WHAT YOU HAVE TO DO. Images within the entries are to be omitted; the remainder must be reproduced exactly.

################

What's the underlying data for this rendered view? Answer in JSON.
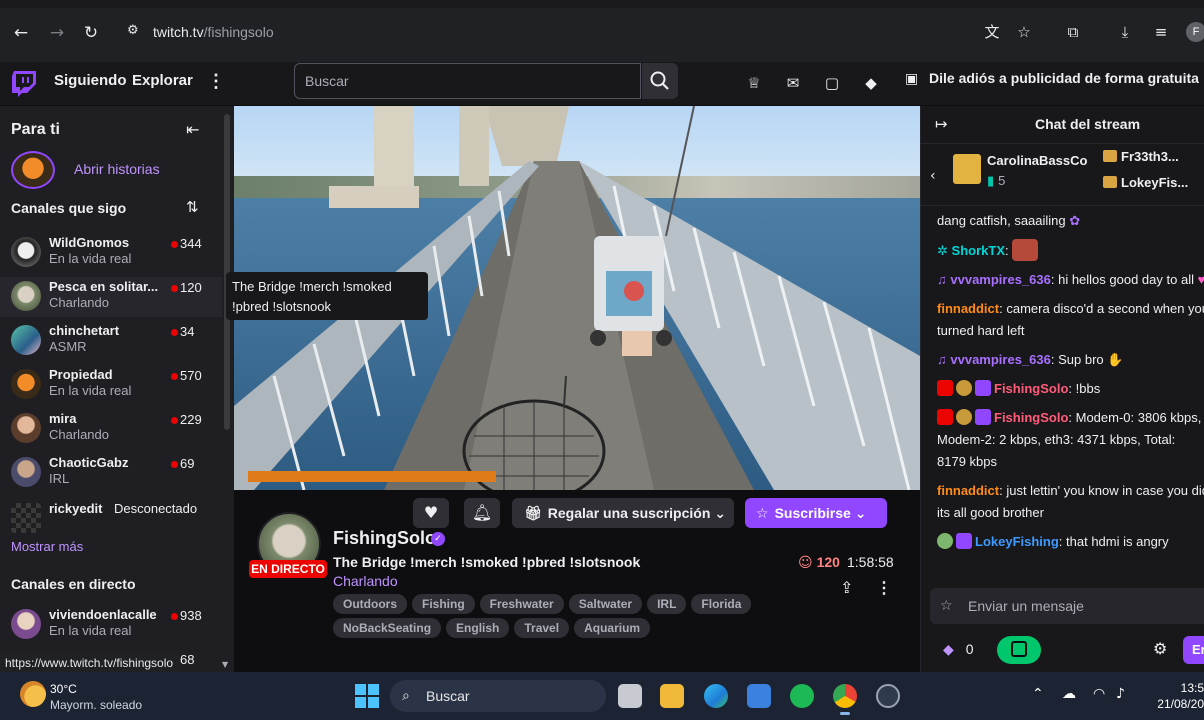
{
  "browser": {
    "url_domain": "twitch.tv",
    "url_path": "/fishingsolo",
    "profile_initial": "F"
  },
  "topnav": {
    "following": "Siguiendo",
    "browse": "Explorar",
    "search_placeholder": "Buscar",
    "ad_free": "Dile adiós a publicidad de forma gratuita"
  },
  "sidebar": {
    "title": "Para ti",
    "stories_label": "Abrir historias",
    "followed_title": "Canales que sigo",
    "show_more": "Mostrar más",
    "live_title": "Canales en directo",
    "channels": [
      {
        "name": "WildGnomos",
        "category": "En la vida real",
        "viewers": "344"
      },
      {
        "name": "Pesca en solitar...",
        "category": "Charlando",
        "viewers": "120"
      },
      {
        "name": "chinchetart",
        "category": "ASMR",
        "viewers": "34"
      },
      {
        "name": "Propiedad",
        "category": "En la vida real",
        "viewers": "570"
      },
      {
        "name": "mira",
        "category": "Charlando",
        "viewers": "229"
      },
      {
        "name": "ChaoticGabz",
        "category": "IRL",
        "viewers": "69"
      },
      {
        "name": "rickyedit",
        "status": "Desconectado"
      }
    ],
    "live_channels": [
      {
        "name": "viviendoenlacalle",
        "category": "En la vida real",
        "viewers": "938"
      },
      {
        "viewers": "68"
      }
    ]
  },
  "tooltip": "The Bridge !merch !smoked !pbred !slotsnook",
  "stream": {
    "gift_label": "Regalar una suscripción",
    "subscribe_label": "Suscribirse",
    "live_badge": "EN DIRECTO",
    "streamer": "FishingSolo",
    "title": "The Bridge !merch !smoked !pbred !slotsnook",
    "category": "Charlando",
    "viewers": "120",
    "uptime": "1:58:58",
    "tags": [
      "Outdoors",
      "Fishing",
      "Freshwater",
      "Saltwater",
      "IRL",
      "Florida",
      "NoBackSeating",
      "English",
      "Travel",
      "Aquarium"
    ]
  },
  "chat": {
    "title": "Chat del stream",
    "top_gifter": "CarolinaBassCo",
    "top_gifter_count": "5",
    "gifters": [
      "Fr33th3...",
      "LokeyFis..."
    ],
    "messages": [
      {
        "user": "",
        "text": "dang catfish, saaailing",
        "color": "#efeff1"
      },
      {
        "user": "ShorkTX",
        "text": "",
        "color": "#00d6d6"
      },
      {
        "user": "vvvampires_636",
        "text": "hi hellos good day to all",
        "color": "#a970ff"
      },
      {
        "user": "finnaddict",
        "text": "camera disco'd a second when you turned hard left",
        "color": "#ff8c1a"
      },
      {
        "user": "vvvampires_636",
        "text": "Sup bro",
        "color": "#a970ff"
      },
      {
        "user": "FishingSolo",
        "text": "!bbs",
        "color": "#ff5c7a"
      },
      {
        "user": "FishingSolo",
        "text": "Modem-0: 3806 kbps, Modem-2: 2 kbps, eth3: 4371 kbps, Total: 8179 kbps",
        "color": "#ff5c7a"
      },
      {
        "user": "finnaddict",
        "text": "just lettin' you know in case you didn't its all good brother",
        "color": "#ff8c1a"
      },
      {
        "user": "LokeyFishing",
        "text": "that hdmi is angry",
        "color": "#3d9bff"
      }
    ],
    "input_placeholder": "Enviar un mensaje",
    "bits": "0",
    "send_label": "Enviar"
  },
  "status_url": "https://www.twitch.tv/fishingsolo",
  "taskbar": {
    "temp": "30°C",
    "weather": "Mayorm. soleado",
    "search": "Buscar",
    "time": "13:5",
    "date": "21/08/20"
  },
  "colors": {
    "accent": "#9147ff",
    "live": "#eb0400"
  }
}
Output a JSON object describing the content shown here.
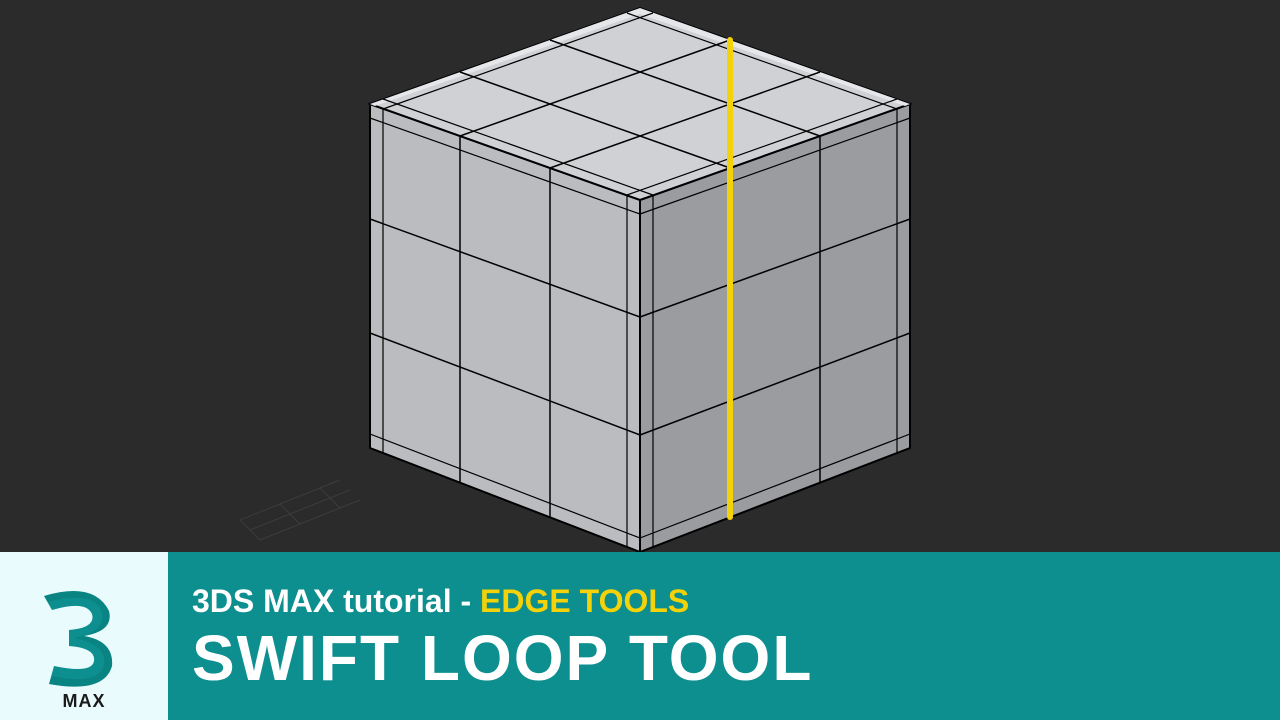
{
  "banner": {
    "logo_label": "MAX",
    "line1_left": "3DS MAX tutorial - ",
    "line1_accent": "EDGE TOOLS",
    "line2": "SWIFT LOOP TOOL"
  },
  "colors": {
    "teal": "#0d8f8f",
    "bg": "#2b2b2b",
    "highlight": "#f3d20a",
    "glow": "#35f0d0",
    "cube_light": "#d0d1d4",
    "cube_mid": "#babcc0",
    "cube_dark": "#9a9ca0",
    "edge": "#000000"
  }
}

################

WRITTEN ANSWER.
What's the underlying data for this rendered view? Answer in JSON.
{
  "browser": {
    "url_domain": "twitch.tv",
    "url_path": "/fishingsolo",
    "profile_initial": "F"
  },
  "topnav": {
    "following": "Siguiendo",
    "browse": "Explorar",
    "search_placeholder": "Buscar",
    "ad_free": "Dile adiós a publicidad de forma gratuita"
  },
  "sidebar": {
    "title": "Para ti",
    "stories_label": "Abrir historias",
    "followed_title": "Canales que sigo",
    "show_more": "Mostrar más",
    "live_title": "Canales en directo",
    "channels": [
      {
        "name": "WildGnomos",
        "category": "En la vida real",
        "viewers": "344"
      },
      {
        "name": "Pesca en solitar...",
        "category": "Charlando",
        "viewers": "120"
      },
      {
        "name": "chinchetart",
        "category": "ASMR",
        "viewers": "34"
      },
      {
        "name": "Propiedad",
        "category": "En la vida real",
        "viewers": "570"
      },
      {
        "name": "mira",
        "category": "Charlando",
        "viewers": "229"
      },
      {
        "name": "ChaoticGabz",
        "category": "IRL",
        "viewers": "69"
      },
      {
        "name": "rickyedit",
        "status": "Desconectado"
      }
    ],
    "live_channels": [
      {
        "name": "viviendoenlacalle",
        "category": "En la vida real",
        "viewers": "938"
      },
      {
        "viewers": "68"
      }
    ]
  },
  "tooltip": "The Bridge !merch !smoked !pbred !slotsnook",
  "stream": {
    "gift_label": "Regalar una suscripción",
    "subscribe_label": "Suscribirse",
    "live_badge": "EN DIRECTO",
    "streamer": "FishingSolo",
    "title": "The Bridge !merch !smoked !pbred !slotsnook",
    "category": "Charlando",
    "viewers": "120",
    "uptime": "1:58:58",
    "tags": [
      "Outdoors",
      "Fishing",
      "Freshwater",
      "Saltwater",
      "IRL",
      "Florida",
      "NoBackSeating",
      "English",
      "Travel",
      "Aquarium"
    ]
  },
  "chat": {
    "title": "Chat del stream",
    "top_gifter": "CarolinaBassCo",
    "top_gifter_count": "5",
    "gifters": [
      "Fr33th3...",
      "LokeyFis..."
    ],
    "messages": [
      {
        "user": "",
        "text": "dang catfish, saaailing",
        "color": "#efeff1"
      },
      {
        "user": "ShorkTX",
        "text": "",
        "color": "#00d6d6"
      },
      {
        "user": "vvvampires_636",
        "text": "hi hellos good day to all",
        "color": "#a970ff"
      },
      {
        "user": "finnaddict",
        "text": "camera disco'd a second when you turned hard left",
        "color": "#ff8c1a"
      },
      {
        "user": "vvvampires_636",
        "text": "Sup bro",
        "color": "#a970ff"
      },
      {
        "user": "FishingSolo",
        "text": "!bbs",
        "color": "#ff5c7a"
      },
      {
        "user": "FishingSolo",
        "text": "Modem-0: 3806 kbps, Modem-2: 2 kbps, eth3: 4371 kbps, Total: 8179 kbps",
        "color": "#ff5c7a"
      },
      {
        "user": "finnaddict",
        "text": "just lettin' you know in case you didn't its all good brother",
        "color": "#ff8c1a"
      },
      {
        "user": "LokeyFishing",
        "text": "that hdmi is angry",
        "color": "#3d9bff"
      }
    ],
    "input_placeholder": "Enviar un mensaje",
    "bits": "0",
    "send_label": "Enviar"
  },
  "status_url": "https://www.twitch.tv/fishingsolo",
  "taskbar": {
    "temp": "30°C",
    "weather": "Mayorm. soleado",
    "search": "Buscar",
    "time": "13:5",
    "date": "21/08/20"
  },
  "colors": {
    "accent": "#9147ff",
    "live": "#eb0400"
  }
}
Output a JSON object describing the content shown here.
{
  "banner": {
    "logo_label": "MAX",
    "line1_left": "3DS MAX tutorial - ",
    "line1_accent": "EDGE TOOLS",
    "line2": "SWIFT LOOP TOOL"
  },
  "colors": {
    "teal": "#0d8f8f",
    "bg": "#2b2b2b",
    "highlight": "#f3d20a",
    "glow": "#35f0d0",
    "cube_light": "#d0d1d4",
    "cube_mid": "#babcc0",
    "cube_dark": "#9a9ca0",
    "edge": "#000000"
  }
}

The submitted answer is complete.